Denton's new-media intuition has proven prescient in the past (the success of his empire, and his spinning off of valuable properties — and perfunctory elimination of unsuccessful ones — at key moments, are testament), so people will probably listen to his dire forecast. He predicts steeper declines in Internet advertising and the ad industry as a whole than other forecasters have seen. And soon enough, he says, it's going to be survival of the quickest, not the fittest.
Denton advised six strategies for Internet media companies: Get out of categories such as politics, to which advertisers are averse (and abandon the noble cause of "public interest" for a while), renegotiate vendor contracts, consolidate titles, use offshore labor and development, create variable compensation (reducing base pay for all highly paid executives in exchange for a share in a profit-share pool, creating four-day workweeks), and give more value to marketers with more space and options.
Denton dismisses media conglomerates as incapable of these changes, which is true in a way — Time Inc. can't very well fold Time, even though political coverage isn't juicy for advertisers, just as they can't just summarily fire half of their 10,000-person workforce. But it's also true that companies like Condé Nast and Time Inc. have been consolidating titles with surprising speed and nimbleness, and increasing marketing value with cross-title offerings in the process. Sure, big companies will never be able to do this with the speed of smaller, more flexible ones, and yes, their steps will always be too little, too late, because of shareholder obligations. Still, salvation is not impossible.

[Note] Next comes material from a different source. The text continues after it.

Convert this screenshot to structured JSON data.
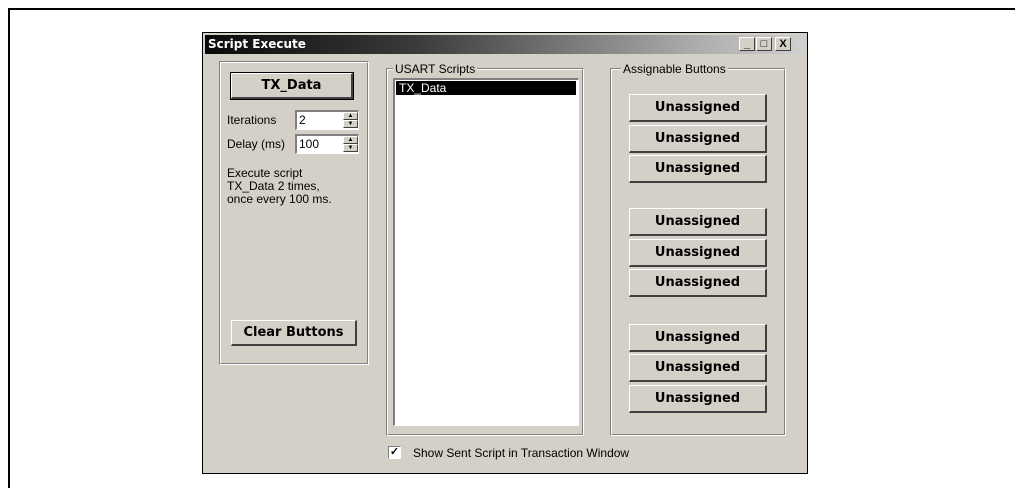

Denton admits to a little bit of fearmongering here ("My motives are indeed not entirely pure"), which sounds right to us. Obviously, the economy's effects are going to be worse than analysts predict at the moment, based on old models. But if we worked at Gawker, we'd be worried that this essay was just laying the groundwork to excuse the reduction of work hours for writers and the future lowering of base compensation for sales and marketing teams. (Denton confirms this to us today but says profit-sharing is aimed to help soften cuts.) And if we were readers (which we are), we'd prepare to cope with less content across his blogs in the coming months.
Nick Denton's Forecast of Media Doom [Gawker]